§ **YOUR OBJECTIVE**
If a line in the listing includes the word "Shift", copy it out.

--------

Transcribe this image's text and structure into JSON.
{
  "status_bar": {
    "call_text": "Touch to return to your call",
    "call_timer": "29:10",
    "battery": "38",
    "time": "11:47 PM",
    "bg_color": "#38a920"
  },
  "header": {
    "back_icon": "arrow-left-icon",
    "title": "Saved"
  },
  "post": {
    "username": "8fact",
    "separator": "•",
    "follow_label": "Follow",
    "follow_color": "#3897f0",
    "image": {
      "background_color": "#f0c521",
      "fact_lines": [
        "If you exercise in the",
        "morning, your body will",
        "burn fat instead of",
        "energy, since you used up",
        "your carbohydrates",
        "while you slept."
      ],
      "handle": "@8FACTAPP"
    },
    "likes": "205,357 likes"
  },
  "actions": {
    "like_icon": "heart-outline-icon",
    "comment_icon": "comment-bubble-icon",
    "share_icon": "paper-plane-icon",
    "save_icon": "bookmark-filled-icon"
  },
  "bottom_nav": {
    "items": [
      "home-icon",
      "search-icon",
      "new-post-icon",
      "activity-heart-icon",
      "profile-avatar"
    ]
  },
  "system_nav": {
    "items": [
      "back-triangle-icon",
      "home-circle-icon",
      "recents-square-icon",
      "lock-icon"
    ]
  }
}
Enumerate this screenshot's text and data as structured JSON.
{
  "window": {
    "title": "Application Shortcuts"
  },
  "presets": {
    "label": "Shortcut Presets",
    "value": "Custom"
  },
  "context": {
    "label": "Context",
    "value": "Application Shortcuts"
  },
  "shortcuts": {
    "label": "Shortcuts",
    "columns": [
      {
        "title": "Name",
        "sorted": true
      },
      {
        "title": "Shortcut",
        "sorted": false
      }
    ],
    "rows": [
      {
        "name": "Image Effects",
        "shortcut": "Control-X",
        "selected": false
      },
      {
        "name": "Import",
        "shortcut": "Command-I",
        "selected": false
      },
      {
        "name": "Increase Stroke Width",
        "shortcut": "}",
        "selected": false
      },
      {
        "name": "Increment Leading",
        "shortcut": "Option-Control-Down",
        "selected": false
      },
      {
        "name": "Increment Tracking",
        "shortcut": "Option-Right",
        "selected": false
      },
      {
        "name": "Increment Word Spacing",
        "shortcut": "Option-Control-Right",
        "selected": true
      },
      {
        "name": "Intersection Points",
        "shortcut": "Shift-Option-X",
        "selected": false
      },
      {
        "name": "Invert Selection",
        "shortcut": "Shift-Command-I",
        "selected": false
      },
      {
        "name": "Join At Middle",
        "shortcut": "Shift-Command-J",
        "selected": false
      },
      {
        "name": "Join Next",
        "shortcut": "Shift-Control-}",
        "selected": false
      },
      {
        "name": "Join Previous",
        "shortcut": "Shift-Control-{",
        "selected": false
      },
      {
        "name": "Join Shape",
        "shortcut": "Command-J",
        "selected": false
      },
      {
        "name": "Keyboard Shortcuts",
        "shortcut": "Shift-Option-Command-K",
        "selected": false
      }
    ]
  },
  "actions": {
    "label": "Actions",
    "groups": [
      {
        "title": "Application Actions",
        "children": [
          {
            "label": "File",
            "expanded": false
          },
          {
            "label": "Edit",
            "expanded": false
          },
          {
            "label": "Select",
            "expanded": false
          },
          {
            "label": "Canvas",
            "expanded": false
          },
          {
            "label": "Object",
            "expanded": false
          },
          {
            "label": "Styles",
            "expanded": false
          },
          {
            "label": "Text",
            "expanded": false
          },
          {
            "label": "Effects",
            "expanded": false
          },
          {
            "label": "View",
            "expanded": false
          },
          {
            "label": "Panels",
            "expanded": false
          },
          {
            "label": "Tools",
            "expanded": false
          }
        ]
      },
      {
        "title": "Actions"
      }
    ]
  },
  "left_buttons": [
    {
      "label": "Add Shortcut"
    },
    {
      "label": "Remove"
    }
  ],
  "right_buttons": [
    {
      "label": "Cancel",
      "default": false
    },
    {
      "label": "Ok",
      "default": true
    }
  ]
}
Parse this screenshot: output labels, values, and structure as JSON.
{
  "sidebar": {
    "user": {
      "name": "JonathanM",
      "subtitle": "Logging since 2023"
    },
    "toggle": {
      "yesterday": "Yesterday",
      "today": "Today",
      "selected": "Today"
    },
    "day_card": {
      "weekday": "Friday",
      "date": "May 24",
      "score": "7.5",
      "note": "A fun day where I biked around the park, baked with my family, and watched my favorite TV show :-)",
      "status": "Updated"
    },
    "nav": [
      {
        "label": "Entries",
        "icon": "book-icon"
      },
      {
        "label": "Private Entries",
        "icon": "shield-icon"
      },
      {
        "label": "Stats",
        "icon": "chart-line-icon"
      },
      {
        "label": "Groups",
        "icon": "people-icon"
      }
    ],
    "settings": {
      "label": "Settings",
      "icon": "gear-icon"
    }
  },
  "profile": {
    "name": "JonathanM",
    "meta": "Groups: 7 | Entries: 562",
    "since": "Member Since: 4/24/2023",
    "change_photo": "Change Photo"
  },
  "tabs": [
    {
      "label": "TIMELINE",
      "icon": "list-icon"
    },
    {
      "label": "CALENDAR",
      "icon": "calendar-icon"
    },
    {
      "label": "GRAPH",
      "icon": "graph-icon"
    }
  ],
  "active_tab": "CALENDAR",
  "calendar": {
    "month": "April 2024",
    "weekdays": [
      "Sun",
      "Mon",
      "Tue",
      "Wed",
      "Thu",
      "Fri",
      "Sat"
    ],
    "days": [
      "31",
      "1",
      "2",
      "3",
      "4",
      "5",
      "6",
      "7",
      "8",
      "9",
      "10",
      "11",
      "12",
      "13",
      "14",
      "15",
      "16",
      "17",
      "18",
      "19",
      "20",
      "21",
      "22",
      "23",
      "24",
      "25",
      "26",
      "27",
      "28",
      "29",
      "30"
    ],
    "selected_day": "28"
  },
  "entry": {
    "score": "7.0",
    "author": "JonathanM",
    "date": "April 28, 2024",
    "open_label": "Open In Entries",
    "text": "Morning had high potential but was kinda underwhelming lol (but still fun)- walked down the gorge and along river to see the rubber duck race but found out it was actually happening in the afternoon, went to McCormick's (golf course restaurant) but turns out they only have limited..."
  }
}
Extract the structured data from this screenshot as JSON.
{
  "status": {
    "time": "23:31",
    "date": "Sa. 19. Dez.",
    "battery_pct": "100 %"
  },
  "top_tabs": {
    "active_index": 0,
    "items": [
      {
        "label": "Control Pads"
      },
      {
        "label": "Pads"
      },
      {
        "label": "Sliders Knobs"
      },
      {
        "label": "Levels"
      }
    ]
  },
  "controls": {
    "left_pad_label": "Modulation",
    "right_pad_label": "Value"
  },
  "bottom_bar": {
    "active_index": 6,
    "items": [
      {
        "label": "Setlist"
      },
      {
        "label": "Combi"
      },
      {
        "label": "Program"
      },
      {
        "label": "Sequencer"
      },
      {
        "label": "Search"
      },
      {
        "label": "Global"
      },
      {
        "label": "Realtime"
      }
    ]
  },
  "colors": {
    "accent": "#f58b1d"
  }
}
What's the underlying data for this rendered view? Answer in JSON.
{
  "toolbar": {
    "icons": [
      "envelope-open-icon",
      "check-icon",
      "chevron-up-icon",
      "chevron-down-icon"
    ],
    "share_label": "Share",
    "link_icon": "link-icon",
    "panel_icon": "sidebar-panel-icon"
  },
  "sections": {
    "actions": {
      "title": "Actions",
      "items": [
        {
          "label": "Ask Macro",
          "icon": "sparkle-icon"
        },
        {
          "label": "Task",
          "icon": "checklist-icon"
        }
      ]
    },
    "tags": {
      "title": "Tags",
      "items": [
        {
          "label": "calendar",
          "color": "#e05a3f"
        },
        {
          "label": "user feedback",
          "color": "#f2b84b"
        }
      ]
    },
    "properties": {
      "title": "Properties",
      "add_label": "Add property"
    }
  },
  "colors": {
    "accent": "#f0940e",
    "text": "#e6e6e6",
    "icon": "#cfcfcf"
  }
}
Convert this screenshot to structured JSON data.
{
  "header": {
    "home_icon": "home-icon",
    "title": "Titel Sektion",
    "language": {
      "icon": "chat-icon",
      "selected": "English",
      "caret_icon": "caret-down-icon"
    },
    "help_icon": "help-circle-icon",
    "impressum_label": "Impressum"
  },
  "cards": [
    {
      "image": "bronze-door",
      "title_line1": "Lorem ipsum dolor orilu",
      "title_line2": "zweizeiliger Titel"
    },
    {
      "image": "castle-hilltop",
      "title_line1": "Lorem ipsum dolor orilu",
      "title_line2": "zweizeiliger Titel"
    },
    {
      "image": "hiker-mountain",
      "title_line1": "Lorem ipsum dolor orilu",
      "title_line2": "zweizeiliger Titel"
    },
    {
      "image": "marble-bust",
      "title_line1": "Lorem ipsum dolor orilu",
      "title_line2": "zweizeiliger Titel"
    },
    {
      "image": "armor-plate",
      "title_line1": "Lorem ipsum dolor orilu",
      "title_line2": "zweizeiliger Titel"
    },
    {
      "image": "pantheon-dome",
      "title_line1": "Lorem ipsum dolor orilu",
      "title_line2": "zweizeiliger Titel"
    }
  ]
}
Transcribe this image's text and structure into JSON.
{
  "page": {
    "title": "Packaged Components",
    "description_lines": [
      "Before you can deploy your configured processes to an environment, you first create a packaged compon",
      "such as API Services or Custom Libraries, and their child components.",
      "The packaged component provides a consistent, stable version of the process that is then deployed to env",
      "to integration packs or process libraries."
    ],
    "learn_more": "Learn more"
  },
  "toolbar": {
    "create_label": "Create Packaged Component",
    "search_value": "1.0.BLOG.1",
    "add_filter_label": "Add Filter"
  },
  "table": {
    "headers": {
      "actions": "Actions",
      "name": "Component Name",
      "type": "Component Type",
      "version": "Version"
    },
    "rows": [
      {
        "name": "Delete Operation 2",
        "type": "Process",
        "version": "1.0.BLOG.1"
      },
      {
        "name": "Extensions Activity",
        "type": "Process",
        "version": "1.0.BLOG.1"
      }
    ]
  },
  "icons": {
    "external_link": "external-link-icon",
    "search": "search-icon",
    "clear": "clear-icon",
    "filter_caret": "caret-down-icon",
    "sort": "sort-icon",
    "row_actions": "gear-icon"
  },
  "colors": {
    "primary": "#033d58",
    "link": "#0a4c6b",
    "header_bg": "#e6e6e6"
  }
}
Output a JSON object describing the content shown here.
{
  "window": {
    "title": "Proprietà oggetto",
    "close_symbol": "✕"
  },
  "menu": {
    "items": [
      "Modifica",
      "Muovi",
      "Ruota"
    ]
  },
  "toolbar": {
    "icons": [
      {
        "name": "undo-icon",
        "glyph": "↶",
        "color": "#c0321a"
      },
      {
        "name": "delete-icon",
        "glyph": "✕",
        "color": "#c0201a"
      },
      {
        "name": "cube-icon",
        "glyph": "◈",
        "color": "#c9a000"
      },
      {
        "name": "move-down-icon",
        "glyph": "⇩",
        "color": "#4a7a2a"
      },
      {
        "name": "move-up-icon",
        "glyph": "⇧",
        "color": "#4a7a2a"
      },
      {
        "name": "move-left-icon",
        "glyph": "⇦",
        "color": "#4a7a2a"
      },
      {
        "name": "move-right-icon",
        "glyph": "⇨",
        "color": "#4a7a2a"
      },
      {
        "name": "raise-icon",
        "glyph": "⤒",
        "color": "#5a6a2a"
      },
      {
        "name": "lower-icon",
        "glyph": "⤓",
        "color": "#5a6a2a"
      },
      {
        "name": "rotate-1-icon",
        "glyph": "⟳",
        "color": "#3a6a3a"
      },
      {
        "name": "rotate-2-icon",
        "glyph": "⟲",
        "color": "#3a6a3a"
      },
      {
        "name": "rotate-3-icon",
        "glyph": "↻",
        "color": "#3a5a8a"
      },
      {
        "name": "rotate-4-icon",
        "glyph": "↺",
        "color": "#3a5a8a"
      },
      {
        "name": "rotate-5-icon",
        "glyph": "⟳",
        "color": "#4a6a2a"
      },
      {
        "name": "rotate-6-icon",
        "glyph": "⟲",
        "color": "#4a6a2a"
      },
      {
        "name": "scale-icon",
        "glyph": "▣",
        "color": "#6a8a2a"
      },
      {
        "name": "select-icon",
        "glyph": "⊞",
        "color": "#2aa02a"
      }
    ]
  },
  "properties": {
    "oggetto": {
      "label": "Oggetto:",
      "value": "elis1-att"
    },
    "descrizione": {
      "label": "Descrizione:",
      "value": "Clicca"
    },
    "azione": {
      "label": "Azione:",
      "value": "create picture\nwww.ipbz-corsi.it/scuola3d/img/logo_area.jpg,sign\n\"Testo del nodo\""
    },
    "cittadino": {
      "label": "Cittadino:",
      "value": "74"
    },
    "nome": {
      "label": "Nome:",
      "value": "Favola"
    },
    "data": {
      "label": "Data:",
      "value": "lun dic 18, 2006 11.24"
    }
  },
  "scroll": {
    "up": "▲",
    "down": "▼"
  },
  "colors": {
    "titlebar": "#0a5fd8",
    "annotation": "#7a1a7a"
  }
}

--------

§ **REPLY**
        "shortcut": "Shift-Option-X",
        "shortcut": "Shift-Command-I",
        "shortcut": "Shift-Command-J",
        "shortcut": "Shift-Control-}",
        "shortcut": "Shift-Control-{",
        "shortcut": "Shift-Option-Command-K",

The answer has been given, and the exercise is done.